→ PROBLEM DESCRIPTION
In how many lines of the records below does the word "Installation" appear? Answer with the number alone.

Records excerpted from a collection
= = =
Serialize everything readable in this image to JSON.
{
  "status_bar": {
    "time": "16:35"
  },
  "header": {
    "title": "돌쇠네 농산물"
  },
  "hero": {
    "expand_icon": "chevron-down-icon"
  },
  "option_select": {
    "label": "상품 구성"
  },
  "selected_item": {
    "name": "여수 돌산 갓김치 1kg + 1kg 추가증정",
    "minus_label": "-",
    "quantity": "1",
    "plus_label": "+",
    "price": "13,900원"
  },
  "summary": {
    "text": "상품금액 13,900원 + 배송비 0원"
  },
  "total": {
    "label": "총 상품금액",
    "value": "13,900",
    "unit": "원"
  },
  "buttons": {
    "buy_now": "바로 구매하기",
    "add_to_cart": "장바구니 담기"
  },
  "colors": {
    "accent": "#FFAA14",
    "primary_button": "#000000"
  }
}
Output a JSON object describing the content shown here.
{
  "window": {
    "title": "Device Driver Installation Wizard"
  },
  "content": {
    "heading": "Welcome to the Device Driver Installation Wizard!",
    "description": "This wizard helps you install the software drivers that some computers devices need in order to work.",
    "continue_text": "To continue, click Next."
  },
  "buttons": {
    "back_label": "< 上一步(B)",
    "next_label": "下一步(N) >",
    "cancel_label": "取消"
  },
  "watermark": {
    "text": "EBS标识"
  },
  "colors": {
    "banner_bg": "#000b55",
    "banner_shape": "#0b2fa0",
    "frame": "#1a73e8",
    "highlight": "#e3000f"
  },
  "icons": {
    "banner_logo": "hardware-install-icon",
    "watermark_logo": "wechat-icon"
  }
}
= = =
→ THE COMPLETED TASK
2